The change is especially surprising because immigration authorities appeared to have been caught by surprise by the outbreak of a war that had been threatened for months. When thousands of Ukrainian refugees started arriving at Berlin central station in early March, volunteers complained they had been left to shoulder the burden.
Andreas Ahrens, a pensioner from Hamburg, opened up his late father’s home in the northern German city’s outskirts to a group of Ukrainians in mid-March. “We didn’t have to think about it for long: it was a decision we made within a few minutes,” he said. “Syria and Afghanistan, those places feel very far away, but Ukraine is right on our doorstep.”
For other Germans, religion, ethnicity and gender may also have been factors making them more willing to share their living space with refugees than in 2015.
Seven years ago, two-thirds of asylum applicants in Germany were male, even though the gender balance among Syrian refugees in Germany has recently tipped the other way. Of the newly arrived adult Ukrainians who are receiving benefits in Germany this year, 83% are female.
For the last two years of his life, Ahrens’s father had lived in the four-storey house on his own – as of last month, it provides a home to five mothers and eight children.
“Whenever I walk around the neighbourhood now, I can’t stop noticing how many houses in our neighbourhood are standing empty and could shelter more people,” he added. “It’s madness.”
Finding empty homes to permanently house the Ukrainian diaspora is going to be a challenge, especially in large German cities that are already suffering a chronic housing shortage, such as Berlin. Unlike the Syrians and Afghans who arrived before, Ukrainian passport-holders are not bound to the municipalities they have been allocated to, but can vote with their feet where they want to live and work.
“The immigration system that Germany has developed for Ukrainian refugees is in many ways a desired outcome,” said Peter von Auer, a legal adviser to refugee rights advocacy group Pro Asyl. “We’ve spent years arguing that free choice creates a fairer system.”
Tarek Alkouatly, 23, arrived in Germany from eastern Ghouta in October 2015, fleeing the war in Syria as an unaccompanied minor. After his arrival, he spent a night at Dortmund’s Fritz-Henßler-Haus, a youth centre repurposed as a temporary refugee shelter.

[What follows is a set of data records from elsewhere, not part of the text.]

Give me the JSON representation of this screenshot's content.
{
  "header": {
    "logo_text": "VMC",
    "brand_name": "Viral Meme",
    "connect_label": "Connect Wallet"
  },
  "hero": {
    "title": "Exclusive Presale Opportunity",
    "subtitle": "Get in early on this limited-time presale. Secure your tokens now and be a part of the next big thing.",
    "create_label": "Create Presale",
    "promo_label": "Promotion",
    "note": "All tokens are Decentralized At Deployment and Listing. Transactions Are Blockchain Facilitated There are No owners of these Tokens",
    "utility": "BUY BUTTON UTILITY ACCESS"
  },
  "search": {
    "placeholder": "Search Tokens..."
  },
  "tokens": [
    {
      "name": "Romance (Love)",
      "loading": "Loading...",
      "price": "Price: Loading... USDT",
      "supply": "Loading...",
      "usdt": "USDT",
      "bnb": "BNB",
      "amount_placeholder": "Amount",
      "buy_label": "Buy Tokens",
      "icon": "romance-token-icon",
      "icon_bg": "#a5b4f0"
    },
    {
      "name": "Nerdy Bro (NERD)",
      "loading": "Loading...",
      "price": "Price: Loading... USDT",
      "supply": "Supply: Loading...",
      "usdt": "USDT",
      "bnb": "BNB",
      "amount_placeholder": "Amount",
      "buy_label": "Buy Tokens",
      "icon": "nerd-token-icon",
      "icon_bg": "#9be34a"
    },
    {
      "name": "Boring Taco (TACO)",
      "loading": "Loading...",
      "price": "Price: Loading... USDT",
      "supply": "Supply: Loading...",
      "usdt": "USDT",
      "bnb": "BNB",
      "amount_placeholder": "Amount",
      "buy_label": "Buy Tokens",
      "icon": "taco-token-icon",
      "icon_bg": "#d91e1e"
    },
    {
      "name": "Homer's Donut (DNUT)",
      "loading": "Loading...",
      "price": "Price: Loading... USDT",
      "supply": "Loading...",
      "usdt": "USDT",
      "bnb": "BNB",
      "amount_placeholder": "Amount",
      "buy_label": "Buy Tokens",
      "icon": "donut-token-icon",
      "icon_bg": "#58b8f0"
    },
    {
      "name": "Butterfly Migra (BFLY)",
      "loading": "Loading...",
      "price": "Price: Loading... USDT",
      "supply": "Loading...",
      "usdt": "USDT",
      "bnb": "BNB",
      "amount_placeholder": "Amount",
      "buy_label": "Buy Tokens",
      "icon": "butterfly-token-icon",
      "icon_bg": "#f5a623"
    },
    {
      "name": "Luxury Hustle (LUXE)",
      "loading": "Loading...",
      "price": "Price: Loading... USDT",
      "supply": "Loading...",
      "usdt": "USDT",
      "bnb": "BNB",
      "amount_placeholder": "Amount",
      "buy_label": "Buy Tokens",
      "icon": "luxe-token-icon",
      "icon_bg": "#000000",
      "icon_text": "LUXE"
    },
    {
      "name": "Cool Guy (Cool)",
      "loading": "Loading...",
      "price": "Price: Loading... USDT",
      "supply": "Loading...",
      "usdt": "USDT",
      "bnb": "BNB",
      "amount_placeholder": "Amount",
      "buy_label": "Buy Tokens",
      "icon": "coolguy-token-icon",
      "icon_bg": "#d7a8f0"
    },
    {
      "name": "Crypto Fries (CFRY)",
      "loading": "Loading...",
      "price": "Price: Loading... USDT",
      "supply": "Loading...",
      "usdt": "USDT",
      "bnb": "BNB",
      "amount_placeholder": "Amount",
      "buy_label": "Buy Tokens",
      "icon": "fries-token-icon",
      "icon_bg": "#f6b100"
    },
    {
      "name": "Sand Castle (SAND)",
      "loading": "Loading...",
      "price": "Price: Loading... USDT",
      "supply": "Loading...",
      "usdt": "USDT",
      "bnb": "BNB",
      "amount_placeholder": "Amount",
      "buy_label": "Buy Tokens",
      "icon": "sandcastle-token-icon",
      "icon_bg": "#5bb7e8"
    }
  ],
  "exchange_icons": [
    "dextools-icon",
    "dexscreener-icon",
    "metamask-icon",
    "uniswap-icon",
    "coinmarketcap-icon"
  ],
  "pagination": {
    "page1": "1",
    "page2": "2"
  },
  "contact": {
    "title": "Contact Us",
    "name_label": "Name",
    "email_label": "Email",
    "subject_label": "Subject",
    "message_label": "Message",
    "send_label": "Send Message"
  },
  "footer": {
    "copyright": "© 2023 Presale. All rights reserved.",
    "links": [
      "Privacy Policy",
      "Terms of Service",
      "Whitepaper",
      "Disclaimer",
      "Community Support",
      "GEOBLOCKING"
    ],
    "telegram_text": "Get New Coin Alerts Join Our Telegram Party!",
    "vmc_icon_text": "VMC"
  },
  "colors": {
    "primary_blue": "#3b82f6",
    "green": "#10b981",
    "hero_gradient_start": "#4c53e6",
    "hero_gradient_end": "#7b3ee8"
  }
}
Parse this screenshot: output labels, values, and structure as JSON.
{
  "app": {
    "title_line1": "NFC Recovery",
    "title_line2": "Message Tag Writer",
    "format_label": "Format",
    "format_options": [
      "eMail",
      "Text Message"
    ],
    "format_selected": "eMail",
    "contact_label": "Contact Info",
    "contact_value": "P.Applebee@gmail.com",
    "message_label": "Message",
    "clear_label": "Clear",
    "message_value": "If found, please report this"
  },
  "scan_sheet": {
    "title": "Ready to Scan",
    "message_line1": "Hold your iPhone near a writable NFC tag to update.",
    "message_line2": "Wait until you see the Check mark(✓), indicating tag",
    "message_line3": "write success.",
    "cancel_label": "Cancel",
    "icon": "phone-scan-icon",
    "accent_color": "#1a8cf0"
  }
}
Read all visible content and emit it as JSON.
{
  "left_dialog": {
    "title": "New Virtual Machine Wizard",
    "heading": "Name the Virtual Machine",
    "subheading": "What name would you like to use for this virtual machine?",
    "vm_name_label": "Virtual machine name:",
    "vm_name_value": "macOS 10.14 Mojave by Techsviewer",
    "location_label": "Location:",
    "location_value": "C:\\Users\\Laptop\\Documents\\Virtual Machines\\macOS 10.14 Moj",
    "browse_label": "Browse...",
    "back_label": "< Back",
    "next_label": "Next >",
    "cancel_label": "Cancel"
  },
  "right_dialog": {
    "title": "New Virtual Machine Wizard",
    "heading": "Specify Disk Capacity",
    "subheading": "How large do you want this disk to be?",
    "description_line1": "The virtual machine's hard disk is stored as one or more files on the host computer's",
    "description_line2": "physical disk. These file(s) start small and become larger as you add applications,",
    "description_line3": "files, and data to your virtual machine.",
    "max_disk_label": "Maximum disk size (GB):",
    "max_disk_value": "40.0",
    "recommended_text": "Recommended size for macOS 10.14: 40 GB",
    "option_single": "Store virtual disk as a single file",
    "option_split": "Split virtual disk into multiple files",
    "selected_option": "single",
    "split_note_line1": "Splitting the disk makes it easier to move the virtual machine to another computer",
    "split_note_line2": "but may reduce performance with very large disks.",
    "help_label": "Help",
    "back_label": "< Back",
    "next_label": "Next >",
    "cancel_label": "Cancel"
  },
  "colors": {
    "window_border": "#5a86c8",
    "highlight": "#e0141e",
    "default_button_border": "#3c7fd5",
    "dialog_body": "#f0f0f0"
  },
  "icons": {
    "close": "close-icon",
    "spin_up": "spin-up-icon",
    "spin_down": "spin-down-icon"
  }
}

Seven years later, Alkouatly is back at the same centre, this time as a volunteer, helping Ukrainians fill out forms in bureaucratic German and transporting food and blankets in his seven-seater car.
“I came to Germany without speaking the language, and that was at times extremely stressful,” said the Syrian, who is currently completing his secondary school education while working as a courier in the evenings. “Now that I speak German, I see it as my duty to help.”
“Ukrainians have seen war, bombs and death like us, wrought by the same enemy. If you’ve only seen war on TV you might want to help them, but not as strongly as when you’ve experienced it yourself.”
Asked how he felt about Ukrainians being able to participate in German society without having to overcome some of the same the legal and bureaucratic hurdles that faced him and his compatriots, Alkouatly said: “If I am being really honest, it can feel a bit unfair sometimes.
“But of course I am happy they have fewer problems. It would just be nice if that was the same experience of all those fleeing war in the future.”